Task statement => Across the records below, how many lines contain the string "durability"? Give the number by itself.

Information supplied =>
- - - - -
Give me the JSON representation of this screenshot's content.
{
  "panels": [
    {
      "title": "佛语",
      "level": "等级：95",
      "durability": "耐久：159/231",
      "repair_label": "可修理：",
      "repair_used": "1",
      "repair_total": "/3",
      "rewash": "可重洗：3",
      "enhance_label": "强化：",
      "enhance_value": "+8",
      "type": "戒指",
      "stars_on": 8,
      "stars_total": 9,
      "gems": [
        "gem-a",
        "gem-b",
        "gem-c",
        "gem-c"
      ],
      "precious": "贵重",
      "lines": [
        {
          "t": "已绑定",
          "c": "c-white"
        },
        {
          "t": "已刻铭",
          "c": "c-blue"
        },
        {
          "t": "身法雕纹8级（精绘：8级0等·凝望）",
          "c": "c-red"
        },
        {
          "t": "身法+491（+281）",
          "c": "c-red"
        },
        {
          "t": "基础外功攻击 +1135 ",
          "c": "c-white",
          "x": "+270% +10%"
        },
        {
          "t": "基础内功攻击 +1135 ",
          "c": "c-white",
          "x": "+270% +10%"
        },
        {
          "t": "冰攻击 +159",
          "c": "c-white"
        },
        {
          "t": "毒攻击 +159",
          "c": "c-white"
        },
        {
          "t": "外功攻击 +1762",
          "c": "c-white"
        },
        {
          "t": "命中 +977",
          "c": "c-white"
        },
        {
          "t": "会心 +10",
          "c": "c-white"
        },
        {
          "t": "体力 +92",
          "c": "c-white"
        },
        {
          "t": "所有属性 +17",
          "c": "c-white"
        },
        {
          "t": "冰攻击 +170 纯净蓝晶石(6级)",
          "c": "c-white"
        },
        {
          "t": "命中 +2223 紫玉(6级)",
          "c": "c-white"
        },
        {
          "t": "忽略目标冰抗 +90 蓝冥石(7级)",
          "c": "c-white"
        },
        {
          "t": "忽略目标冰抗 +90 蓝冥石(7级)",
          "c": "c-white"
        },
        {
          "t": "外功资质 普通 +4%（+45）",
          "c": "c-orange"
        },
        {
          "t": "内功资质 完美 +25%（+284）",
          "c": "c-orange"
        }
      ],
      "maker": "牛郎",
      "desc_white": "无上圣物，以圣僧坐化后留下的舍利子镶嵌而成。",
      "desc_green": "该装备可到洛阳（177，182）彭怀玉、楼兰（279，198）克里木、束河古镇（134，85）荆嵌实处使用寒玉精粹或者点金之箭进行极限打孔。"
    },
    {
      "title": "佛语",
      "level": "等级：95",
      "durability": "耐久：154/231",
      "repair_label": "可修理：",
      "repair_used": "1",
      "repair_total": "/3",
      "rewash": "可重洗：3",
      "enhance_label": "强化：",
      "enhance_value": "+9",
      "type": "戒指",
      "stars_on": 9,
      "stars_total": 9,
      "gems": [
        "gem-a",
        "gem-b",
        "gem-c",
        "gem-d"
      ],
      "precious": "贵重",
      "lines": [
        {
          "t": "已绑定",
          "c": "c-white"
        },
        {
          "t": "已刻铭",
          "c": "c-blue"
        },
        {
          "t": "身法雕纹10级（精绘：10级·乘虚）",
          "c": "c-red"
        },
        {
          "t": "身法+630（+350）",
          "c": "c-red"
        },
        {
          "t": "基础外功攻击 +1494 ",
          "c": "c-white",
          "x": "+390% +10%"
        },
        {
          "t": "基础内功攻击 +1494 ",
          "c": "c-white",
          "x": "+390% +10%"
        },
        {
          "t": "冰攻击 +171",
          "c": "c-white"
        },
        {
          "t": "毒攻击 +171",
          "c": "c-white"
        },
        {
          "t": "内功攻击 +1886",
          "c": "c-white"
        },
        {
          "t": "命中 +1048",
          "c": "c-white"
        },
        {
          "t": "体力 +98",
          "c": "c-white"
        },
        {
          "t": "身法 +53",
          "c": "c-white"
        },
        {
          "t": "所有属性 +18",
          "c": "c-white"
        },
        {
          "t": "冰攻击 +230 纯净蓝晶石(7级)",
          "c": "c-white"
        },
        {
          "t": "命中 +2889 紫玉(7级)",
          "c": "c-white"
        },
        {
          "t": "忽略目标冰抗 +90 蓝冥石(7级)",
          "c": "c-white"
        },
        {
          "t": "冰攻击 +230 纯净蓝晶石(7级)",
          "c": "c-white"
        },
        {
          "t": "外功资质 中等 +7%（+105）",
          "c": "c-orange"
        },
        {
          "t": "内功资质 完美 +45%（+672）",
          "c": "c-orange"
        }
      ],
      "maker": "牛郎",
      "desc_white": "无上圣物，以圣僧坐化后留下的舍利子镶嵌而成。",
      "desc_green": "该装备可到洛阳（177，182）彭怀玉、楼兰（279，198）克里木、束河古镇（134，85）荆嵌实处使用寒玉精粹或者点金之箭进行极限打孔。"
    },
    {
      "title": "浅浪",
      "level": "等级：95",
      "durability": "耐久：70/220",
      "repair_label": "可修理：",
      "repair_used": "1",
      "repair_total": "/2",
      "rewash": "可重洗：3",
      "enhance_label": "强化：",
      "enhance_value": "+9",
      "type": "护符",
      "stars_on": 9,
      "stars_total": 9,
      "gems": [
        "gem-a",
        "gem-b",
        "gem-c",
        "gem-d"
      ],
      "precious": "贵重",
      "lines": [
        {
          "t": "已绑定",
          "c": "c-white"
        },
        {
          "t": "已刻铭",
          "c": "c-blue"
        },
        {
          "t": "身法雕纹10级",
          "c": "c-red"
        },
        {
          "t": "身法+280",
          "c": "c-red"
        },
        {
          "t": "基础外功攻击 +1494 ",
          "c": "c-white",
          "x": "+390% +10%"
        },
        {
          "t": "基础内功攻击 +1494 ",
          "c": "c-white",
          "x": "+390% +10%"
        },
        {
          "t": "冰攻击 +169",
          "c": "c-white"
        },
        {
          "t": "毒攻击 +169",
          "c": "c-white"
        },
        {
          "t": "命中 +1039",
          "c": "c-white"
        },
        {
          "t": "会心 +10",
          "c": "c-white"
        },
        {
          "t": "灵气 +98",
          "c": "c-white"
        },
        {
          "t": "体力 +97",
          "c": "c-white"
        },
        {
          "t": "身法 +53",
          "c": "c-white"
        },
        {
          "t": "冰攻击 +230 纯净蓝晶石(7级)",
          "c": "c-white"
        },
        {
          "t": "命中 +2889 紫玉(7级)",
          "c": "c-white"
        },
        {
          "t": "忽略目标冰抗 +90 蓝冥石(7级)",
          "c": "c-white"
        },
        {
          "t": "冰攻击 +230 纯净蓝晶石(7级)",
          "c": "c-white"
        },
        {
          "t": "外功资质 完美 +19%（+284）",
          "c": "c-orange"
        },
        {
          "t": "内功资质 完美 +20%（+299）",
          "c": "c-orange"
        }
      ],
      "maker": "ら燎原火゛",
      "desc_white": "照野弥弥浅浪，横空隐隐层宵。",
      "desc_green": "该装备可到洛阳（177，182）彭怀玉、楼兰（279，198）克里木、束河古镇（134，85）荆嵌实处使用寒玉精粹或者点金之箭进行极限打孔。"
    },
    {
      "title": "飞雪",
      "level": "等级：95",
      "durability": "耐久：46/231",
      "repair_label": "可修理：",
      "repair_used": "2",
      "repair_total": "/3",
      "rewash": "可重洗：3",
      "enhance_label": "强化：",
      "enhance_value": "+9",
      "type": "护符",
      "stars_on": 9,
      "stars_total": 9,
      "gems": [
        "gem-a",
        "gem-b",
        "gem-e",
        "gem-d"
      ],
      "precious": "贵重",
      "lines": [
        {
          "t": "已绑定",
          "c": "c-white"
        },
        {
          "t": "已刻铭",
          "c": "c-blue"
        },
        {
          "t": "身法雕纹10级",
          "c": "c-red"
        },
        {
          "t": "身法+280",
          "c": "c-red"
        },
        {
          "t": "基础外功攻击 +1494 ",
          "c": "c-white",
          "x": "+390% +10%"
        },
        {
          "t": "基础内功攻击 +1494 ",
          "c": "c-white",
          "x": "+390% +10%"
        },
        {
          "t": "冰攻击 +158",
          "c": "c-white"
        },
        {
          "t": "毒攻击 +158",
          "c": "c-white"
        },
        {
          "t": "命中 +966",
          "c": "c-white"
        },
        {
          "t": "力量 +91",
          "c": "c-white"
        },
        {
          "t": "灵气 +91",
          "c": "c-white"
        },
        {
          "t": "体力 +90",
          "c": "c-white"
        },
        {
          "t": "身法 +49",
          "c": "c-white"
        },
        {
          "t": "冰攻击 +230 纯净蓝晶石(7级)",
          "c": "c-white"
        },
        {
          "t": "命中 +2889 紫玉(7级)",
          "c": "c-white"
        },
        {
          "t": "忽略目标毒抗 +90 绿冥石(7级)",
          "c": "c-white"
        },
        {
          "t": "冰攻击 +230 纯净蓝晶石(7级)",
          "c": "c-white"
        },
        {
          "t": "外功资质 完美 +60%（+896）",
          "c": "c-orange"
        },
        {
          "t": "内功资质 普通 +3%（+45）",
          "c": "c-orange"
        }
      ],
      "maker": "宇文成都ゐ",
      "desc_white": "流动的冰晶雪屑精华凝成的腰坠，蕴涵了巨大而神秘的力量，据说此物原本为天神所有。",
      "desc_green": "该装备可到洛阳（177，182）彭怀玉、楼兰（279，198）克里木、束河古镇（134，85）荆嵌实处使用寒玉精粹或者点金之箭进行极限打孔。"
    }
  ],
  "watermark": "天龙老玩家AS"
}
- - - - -
Result for this task => 4